What’s more important to look at, though, is the underlying businessperformance. Here is a plot of Cadence’s revenue base and its net income over the last ten years:
Notice something interesting? The company is earning more money today than it has over the last ten years, having fully recovered from its 2008/2009 slump. Its revenue base is still a bit off of its 2007 highs, but overall, the company is in good shape. That being said, when you look at how the market actually values the company (that is, what multiple of the company’s earnings investors are willing to pay for the shares), it’s, frankly, not much. While investors are willing to pay 23.5 times earnings for Mentor Graphics and 25.9 times earnings for Synopsys, they’re only willing to cough up 8.30 times earnings for Cadence. Hmm!
Typically speaking, Wall Street (that is, the investment community as a whole) is more willing to pay a premium for today’searnings as long as they expect tomorrow’sto be significantly more robust. So what this would suggest is that Mentor and Synopsys are likely to grow at a faster pace and/or have more robust businesses than Cadence. However, what do the professionals think?

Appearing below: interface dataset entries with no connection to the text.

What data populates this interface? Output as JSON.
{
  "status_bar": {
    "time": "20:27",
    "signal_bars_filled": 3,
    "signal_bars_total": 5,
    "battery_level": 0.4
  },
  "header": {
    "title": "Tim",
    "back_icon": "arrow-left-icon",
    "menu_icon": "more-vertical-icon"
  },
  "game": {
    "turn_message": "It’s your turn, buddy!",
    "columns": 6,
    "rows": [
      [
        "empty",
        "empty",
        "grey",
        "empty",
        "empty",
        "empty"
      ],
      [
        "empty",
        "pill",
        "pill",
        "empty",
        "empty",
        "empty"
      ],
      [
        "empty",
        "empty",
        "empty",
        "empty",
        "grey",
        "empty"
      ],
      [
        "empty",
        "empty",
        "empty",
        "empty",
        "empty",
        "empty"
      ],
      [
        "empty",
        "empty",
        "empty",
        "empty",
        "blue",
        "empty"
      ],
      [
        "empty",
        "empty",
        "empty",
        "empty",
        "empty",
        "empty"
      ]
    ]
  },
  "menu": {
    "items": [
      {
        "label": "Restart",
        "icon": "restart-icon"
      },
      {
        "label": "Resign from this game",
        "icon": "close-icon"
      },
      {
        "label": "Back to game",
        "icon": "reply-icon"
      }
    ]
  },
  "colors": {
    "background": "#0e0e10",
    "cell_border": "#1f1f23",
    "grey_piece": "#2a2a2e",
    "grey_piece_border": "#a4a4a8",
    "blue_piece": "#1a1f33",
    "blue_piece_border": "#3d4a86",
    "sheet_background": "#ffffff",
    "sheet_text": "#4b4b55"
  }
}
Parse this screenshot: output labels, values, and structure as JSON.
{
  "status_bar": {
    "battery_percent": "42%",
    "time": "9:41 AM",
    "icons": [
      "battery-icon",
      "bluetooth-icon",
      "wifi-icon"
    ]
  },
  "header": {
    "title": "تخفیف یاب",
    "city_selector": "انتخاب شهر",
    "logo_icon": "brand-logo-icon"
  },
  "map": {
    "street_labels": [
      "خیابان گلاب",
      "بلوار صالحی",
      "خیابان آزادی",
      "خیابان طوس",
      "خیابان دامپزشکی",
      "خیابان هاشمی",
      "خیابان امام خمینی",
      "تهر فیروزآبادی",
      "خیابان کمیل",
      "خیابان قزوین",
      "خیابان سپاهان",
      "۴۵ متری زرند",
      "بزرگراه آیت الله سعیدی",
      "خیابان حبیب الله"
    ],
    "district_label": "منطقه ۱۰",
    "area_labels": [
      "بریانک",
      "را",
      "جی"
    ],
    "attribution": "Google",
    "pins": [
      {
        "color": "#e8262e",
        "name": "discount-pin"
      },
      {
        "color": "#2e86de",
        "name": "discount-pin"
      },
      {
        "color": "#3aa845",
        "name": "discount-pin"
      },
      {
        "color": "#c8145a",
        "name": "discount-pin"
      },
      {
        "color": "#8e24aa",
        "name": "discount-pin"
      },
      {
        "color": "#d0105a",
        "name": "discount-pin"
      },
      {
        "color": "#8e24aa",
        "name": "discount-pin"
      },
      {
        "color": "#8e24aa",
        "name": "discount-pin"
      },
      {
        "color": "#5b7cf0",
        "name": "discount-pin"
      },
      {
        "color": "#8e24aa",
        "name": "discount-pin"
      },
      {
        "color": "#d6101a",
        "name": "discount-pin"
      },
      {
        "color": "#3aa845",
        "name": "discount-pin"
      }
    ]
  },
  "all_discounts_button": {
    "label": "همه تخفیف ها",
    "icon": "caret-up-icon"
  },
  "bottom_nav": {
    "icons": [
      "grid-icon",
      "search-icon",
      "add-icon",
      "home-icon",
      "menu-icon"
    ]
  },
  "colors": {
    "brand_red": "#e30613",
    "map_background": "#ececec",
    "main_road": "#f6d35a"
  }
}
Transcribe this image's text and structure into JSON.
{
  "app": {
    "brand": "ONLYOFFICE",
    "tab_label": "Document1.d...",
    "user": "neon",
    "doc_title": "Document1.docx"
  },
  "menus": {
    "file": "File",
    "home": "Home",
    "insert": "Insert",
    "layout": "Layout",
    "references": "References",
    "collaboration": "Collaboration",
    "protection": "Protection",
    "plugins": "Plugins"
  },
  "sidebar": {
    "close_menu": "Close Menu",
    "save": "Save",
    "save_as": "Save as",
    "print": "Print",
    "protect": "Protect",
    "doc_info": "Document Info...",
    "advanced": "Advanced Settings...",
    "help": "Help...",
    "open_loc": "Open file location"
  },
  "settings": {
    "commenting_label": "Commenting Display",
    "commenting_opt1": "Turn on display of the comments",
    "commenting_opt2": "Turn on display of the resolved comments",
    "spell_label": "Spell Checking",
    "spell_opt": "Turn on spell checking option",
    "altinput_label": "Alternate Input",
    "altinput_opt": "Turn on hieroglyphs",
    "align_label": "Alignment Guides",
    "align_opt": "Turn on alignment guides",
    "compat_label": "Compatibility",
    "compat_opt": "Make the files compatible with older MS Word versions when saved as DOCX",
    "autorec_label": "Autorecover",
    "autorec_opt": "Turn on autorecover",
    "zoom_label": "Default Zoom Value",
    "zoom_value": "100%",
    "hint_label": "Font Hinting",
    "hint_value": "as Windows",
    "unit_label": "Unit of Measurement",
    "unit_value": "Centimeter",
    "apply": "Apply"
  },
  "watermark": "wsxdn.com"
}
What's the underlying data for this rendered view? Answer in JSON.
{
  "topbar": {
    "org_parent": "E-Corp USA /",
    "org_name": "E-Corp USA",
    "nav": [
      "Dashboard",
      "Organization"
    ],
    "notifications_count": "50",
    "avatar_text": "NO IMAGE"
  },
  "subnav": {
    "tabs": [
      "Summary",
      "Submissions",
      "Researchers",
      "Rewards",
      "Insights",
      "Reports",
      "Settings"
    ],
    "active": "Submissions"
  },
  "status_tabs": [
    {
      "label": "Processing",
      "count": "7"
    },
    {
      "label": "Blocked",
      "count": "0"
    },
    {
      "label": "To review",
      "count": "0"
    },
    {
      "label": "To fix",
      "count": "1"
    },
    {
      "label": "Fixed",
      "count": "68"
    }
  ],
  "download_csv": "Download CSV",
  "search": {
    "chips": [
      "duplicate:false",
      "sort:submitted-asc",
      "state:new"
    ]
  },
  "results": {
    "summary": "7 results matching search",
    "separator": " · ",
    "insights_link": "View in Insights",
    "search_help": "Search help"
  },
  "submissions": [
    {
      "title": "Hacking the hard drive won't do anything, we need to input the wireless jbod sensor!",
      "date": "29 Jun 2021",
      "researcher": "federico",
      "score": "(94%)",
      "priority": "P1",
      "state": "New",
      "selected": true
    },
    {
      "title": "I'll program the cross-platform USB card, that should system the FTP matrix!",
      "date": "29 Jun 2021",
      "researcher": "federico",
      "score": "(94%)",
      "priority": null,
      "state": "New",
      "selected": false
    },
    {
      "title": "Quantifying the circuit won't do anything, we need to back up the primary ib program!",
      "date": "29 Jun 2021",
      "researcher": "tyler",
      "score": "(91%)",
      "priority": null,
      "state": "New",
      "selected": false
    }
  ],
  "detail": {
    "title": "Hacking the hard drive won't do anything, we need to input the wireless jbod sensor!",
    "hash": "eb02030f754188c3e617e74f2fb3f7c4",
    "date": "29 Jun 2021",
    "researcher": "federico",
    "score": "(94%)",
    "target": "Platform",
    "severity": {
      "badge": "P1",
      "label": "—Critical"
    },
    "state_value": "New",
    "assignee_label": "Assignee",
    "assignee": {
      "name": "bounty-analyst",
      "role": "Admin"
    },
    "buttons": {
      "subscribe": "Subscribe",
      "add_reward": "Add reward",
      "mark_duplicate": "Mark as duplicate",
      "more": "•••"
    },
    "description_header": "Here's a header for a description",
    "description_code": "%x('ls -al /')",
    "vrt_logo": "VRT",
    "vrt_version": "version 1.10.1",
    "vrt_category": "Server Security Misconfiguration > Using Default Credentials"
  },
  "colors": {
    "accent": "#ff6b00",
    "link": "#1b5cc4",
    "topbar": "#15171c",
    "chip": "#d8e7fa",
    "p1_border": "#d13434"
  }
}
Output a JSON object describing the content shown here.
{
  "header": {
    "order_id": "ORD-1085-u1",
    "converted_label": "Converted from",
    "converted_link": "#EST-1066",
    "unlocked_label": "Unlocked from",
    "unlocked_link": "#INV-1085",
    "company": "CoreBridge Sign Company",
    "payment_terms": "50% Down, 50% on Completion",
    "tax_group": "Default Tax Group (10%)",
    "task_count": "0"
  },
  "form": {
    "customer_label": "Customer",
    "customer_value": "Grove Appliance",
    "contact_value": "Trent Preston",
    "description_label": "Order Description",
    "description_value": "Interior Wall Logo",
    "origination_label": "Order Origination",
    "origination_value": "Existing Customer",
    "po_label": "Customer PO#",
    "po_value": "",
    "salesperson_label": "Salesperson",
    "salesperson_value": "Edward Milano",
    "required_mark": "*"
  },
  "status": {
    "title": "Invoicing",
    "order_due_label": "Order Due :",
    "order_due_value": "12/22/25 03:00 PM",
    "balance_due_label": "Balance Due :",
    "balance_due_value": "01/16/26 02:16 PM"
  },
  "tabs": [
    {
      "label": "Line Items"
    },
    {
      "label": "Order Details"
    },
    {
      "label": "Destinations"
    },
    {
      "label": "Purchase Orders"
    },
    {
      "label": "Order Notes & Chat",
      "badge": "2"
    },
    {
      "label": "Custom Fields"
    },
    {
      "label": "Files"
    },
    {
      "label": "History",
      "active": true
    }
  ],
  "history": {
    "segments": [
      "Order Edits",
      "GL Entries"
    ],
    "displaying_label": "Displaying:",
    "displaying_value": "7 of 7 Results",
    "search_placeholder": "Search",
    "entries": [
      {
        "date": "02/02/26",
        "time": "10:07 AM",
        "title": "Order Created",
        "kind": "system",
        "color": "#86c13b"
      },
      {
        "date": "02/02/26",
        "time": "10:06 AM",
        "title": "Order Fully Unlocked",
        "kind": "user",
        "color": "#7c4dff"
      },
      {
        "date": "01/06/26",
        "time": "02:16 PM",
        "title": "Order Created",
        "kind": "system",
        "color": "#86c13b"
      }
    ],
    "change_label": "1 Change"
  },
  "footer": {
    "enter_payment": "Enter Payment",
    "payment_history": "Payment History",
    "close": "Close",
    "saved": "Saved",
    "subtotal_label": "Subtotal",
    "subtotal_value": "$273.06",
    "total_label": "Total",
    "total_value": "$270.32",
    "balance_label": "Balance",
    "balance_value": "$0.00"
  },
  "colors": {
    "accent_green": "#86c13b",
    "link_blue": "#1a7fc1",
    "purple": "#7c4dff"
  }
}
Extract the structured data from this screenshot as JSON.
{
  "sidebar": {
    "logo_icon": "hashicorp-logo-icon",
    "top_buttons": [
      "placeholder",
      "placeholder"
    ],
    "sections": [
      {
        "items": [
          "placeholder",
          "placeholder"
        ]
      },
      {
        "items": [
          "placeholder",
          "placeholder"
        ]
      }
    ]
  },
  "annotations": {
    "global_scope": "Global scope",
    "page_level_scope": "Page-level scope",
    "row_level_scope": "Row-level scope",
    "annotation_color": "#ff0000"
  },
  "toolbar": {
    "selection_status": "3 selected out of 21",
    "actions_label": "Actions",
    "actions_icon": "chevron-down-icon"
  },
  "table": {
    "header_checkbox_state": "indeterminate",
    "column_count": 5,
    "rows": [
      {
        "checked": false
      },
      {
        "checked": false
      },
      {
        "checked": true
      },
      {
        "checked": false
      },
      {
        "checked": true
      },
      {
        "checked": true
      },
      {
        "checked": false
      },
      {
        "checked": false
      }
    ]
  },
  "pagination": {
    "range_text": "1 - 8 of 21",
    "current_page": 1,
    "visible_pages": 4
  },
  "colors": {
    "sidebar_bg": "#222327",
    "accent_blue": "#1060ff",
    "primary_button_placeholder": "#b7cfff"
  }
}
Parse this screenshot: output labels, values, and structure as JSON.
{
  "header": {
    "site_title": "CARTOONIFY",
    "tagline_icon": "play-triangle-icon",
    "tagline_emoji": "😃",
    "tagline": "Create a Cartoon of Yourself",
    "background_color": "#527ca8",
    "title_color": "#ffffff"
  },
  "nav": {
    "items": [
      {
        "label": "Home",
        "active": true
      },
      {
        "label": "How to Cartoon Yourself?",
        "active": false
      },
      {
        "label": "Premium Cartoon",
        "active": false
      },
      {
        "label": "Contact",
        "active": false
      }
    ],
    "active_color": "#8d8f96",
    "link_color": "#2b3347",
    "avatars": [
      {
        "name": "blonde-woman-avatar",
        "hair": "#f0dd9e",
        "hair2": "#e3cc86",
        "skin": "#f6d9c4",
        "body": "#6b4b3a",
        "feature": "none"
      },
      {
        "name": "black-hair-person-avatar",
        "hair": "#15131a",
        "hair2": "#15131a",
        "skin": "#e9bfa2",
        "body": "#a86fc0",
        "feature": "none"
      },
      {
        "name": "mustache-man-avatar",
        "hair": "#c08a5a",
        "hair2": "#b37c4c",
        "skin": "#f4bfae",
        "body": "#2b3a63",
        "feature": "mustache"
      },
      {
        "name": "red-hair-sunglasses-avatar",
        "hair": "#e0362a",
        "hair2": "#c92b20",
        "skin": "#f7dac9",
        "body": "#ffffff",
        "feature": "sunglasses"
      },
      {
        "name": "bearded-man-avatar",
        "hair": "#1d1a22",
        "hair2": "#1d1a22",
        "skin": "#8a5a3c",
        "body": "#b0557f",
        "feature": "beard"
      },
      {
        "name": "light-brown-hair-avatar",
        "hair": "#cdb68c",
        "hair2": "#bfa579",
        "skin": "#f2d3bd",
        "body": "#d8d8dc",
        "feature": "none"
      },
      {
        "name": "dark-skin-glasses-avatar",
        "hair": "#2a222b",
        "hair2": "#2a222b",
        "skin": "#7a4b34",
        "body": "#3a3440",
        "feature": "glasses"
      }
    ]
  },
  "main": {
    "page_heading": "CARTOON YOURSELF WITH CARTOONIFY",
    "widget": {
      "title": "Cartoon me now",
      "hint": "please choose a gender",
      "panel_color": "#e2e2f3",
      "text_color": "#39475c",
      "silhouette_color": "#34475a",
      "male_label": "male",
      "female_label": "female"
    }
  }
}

The analysts covering Cadence believe that it will grow its net income per share by about 14% next year while at the same time growing its top line by about 7%. What’s really intriguing is that Wall Street expects Mentor Graphics to grow its bottom line by 10% and its top line by 6%, and it expects Synopsys to grow its bottom line by just 4.5% and its top line by 6.6%. This is actually pretty interesting – all of the EDA players are expected to grow at just about the same rate, but Cadence is by far the cheapest. Why could this be?
Well, while the financials are an important part of valuing any stock – tech or not – tech is unique in that investors care a lot about the perceived barriers to entry. Synopsys, for instance, is not only the leading EDA tool vendor, but it is also the second largest provider of semiconductor IP – an enviable position to be in. However, what’s peculiar is that Cadence is probably in a better position for, say, FinFET designs than Mentor Graphics is, if the design enablement readiness charts given by TSMC about the readiness of tools from the various vendors (found here) still hold true.
Indeed, while it’s always important to do your own due diligence before following the recommendations of any analysts, it’s interesting to note that the vast majority of the sell-side analysts think that Cadence is either a “buy” or an “outperform”. My impressions thus far is that Cadence is probably the best deal in the EDA space today for investors, although I do plan to do much more work on the stock and report back.
Also Read: A Brief History of Cadence